A Moment Before the Competition
Returning without a trophy is not within the realm of possibility
An AH-64 Apache Taking Off What happens in a faceoff of an AH-1 Cobra, AH-64 Apache D and Longbow models? The combat helicopters met for the “Epilogue” competition, which will determine once and for all which is the champion of the formation
Lya Shanel and Mai Efrat | Photography: Yonatan Zalk
Every year comes the moment at which combat helicopter pilots roll up their sleeves and prepare for a particularly harsh battle. When your enemy is a buddy from the Pilot Training Course, who knows all the tricks and can predict your next move, extra effort is required.
This time, all the squadrons of the formation met up at Ramon airbase, for a day of missions and challenges that will determine their stature in the force, at least for the upcoming year. “The competition consists of an extreme outline. Everyone is told, ‘give is your all, here and now’”, explains Captain Ohad, who is responsible for planning the event in the Instruction Division. “That’s the reason it’s called the Epilogue. Like the epilogue that arrives at the end of a book, here also what is important is the final result. No excuses”.
The End Justifies the Means
The weather does not particularly match the threatening atmosphere of the competition, but that doesn’t mean the pilots should expect less work. Target attacks, dealing with missile threats, commando fighters on-board and a real missile shooting, are only part of what is planned for the event. Every move earns a predetermined number of points, including a special bonus round testing knowledge in Israeli history and even penalties for tardiness. In order to balance out the competitive atmosphere, recreational activities including a festive lunch and dinner were included in the schedule.
“They have very limited time to complete the missions. If they work perfectly they will succeed, and if not, it’s important that they understand what is possible and also deal with failure”, explains Captain Ohad. But when we speak with the competitors, it doesn’t seem like returning without a trophy is even within the realm of possibility. “It’s not funny, everyone is preoccupied with it-up to the level of commander of the squadron. This competition has a lot of prestige”.

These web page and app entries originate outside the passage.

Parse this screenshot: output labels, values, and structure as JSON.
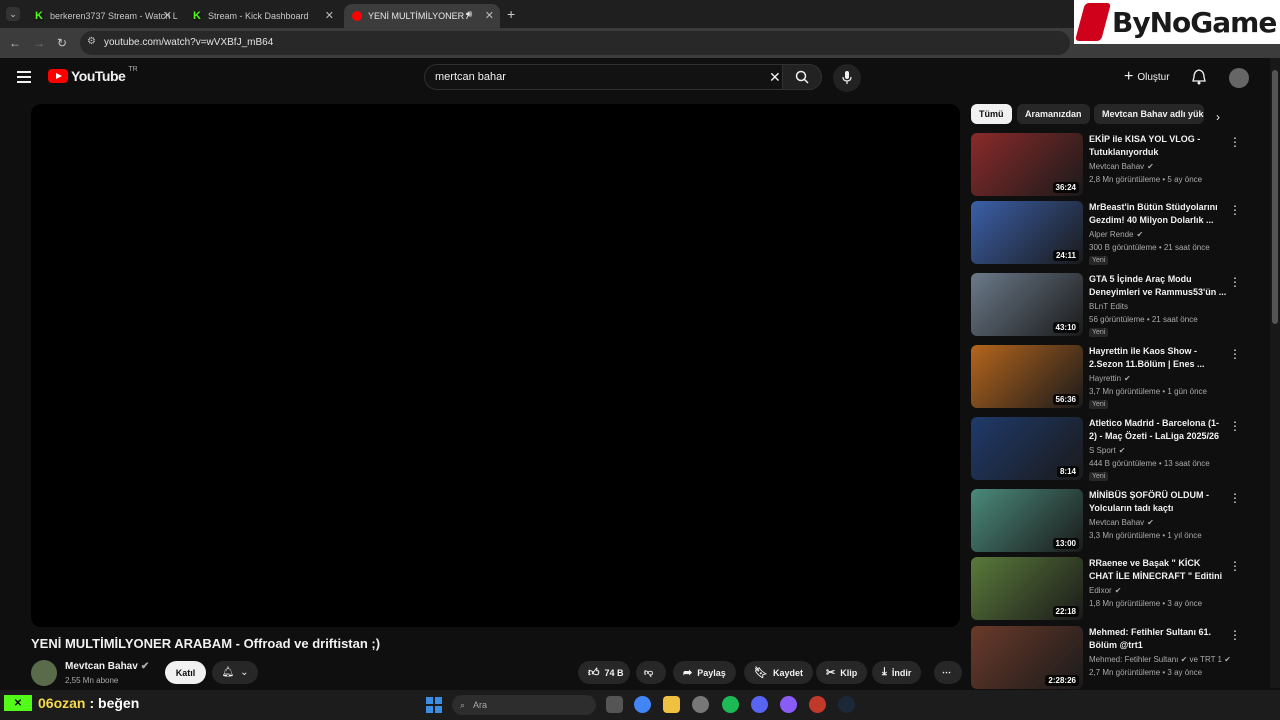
{
  "browser": {
    "tabs": [
      {
        "title": "berkeren3737 Stream - Watch L",
        "favicon": "kick-icon"
      },
      {
        "title": "Stream - Kick Dashboard",
        "favicon": "kick-icon"
      },
      {
        "title": "YENİ MULTİMİLYONER ARA",
        "favicon": "youtube-icon"
      }
    ],
    "url": "youtube.com/watch?v=wVXBfJ_mB64"
  },
  "watermark": {
    "text": "ByNoGame"
  },
  "youtube": {
    "logo_text": "YouTube",
    "region": "TR",
    "search_value": "mertcan bahar",
    "create_label": "Oluştur"
  },
  "video": {
    "title": "YENİ MULTİMİLYONER ARABAM - Offroad ve driftistan ;)",
    "channel": "Mevtcan Bahav",
    "subscribers": "2,55 Mn abone",
    "join_label": "Katıl",
    "likes": "74 B",
    "share_label": "Paylaş",
    "save_label": "Kaydet",
    "clip_label": "Klip",
    "download_label": "İndir"
  },
  "chips": [
    "Tümü",
    "Aramanızdan",
    "Mevtcan Bahav adlı yük"
  ],
  "recommendations": [
    {
      "title": "EKİP ile KISA YOL VLOG - Tutuklanıyorduk",
      "channel": "Mevtcan Bahav",
      "verified": true,
      "meta": "2,8 Mn görüntüleme • 5 ay önce",
      "duration": "36:24",
      "new": "",
      "color": "#8a2a2a"
    },
    {
      "title": "MrBeast'in Bütün Stüdyolarını Gezdim! 40 Milyon Dolarlık ...",
      "channel": "Alper Rende",
      "verified": true,
      "meta": "300 B görüntüleme • 21 saat önce",
      "duration": "24:11",
      "new": "Yeni",
      "color": "#3b5fa8"
    },
    {
      "title": "GTA 5 İçinde Araç Modu Deneyimleri ve Rammus53'ün ...",
      "channel": "BLnT Edits",
      "verified": false,
      "meta": "56 görüntüleme • 21 saat önce",
      "duration": "43:10",
      "new": "Yeni",
      "color": "#6b7a8a"
    },
    {
      "title": "Hayrettin ile Kaos Show - 2.Sezon 11.Bölüm | Enes ...",
      "channel": "Hayrettin",
      "verified": true,
      "meta": "3,7 Mn görüntüleme • 1 gün önce",
      "duration": "56:36",
      "new": "Yeni",
      "color": "#b5651d"
    },
    {
      "title": "Atletico Madrid - Barcelona (1-2) - Maç Özeti - LaLiga 2025/26",
      "channel": "S Sport",
      "verified": true,
      "meta": "444 B görüntüleme • 13 saat önce",
      "duration": "8:14",
      "new": "Yeni",
      "color": "#1f3a6b"
    },
    {
      "title": "MİNİBÜS ŞOFÖRÜ OLDUM - Yolcuların tadı kaçtı",
      "channel": "Mevtcan Bahav",
      "verified": true,
      "meta": "3,3 Mn görüntüleme • 1 yıl önce",
      "duration": "13:00",
      "new": "",
      "color": "#4a8a7a"
    },
    {
      "title": "RRaenee ve Başak \" KİCK CHAT İLE MİNECRAFT \" Editini İzliyor!",
      "channel": "Edixor",
      "verified": true,
      "meta": "1,8 Mn görüntüleme • 3 ay önce",
      "duration": "22:18",
      "new": "",
      "color": "#5a7a3a"
    },
    {
      "title": "Mehmed: Fetihler Sultanı 61. Bölüm @trt1",
      "channel": "Mehmed: Fetihler Sultanı ✔ ve TRT 1 ✔",
      "verified": false,
      "meta": "2,7 Mn görüntüleme • 3 ay önce",
      "duration": "2:28:26",
      "new": "",
      "color": "#6a3a2a"
    }
  ],
  "chat": {
    "user": "06ozan",
    "message": ": beğen"
  },
  "taskbar": {
    "search_placeholder": "Ara"
  }
}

With so much at stake, it is no wonder that the squadrons take advantage of every tool at their disposal. “Of course there’ve been extortion attempts for information, I’ve been receiving phone calls nonstop”, reveals the organizer of the competition. “That’s how it is when the winning squadron receives eternal fame. At least”.